[Materials provided]:
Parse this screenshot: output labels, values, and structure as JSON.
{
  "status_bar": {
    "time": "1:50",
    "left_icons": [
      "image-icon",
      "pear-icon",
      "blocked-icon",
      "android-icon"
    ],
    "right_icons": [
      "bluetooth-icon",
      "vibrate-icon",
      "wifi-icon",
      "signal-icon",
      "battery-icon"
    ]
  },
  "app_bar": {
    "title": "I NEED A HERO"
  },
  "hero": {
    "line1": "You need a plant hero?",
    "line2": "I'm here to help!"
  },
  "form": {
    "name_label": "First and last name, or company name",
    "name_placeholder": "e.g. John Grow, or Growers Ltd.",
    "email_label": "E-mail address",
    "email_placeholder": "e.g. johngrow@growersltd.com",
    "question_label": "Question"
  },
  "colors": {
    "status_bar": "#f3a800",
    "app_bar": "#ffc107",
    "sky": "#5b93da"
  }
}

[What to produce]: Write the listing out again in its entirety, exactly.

[Finished task]:
Parse this screenshot: output labels, values, and structure as JSON.
{
  "status_bar": {
    "time": "1:50",
    "left_icons": [
      "image-icon",
      "pear-icon",
      "blocked-icon",
      "android-icon"
    ],
    "right_icons": [
      "bluetooth-icon",
      "vibrate-icon",
      "wifi-icon",
      "signal-icon",
      "battery-icon"
    ]
  },
  "app_bar": {
    "title": "I NEED A HERO"
  },
  "hero": {
    "line1": "You need a plant hero?",
    "line2": "I'm here to help!"
  },
  "form": {
    "name_label": "First and last name, or company name",
    "name_placeholder": "e.g. John Grow, or Growers Ltd.",
    "email_label": "E-mail address",
    "email_placeholder": "e.g. johngrow@growersltd.com",
    "question_label": "Question"
  },
  "colors": {
    "status_bar": "#f3a800",
    "app_bar": "#ffc107",
    "sky": "#5b93da"
  }
}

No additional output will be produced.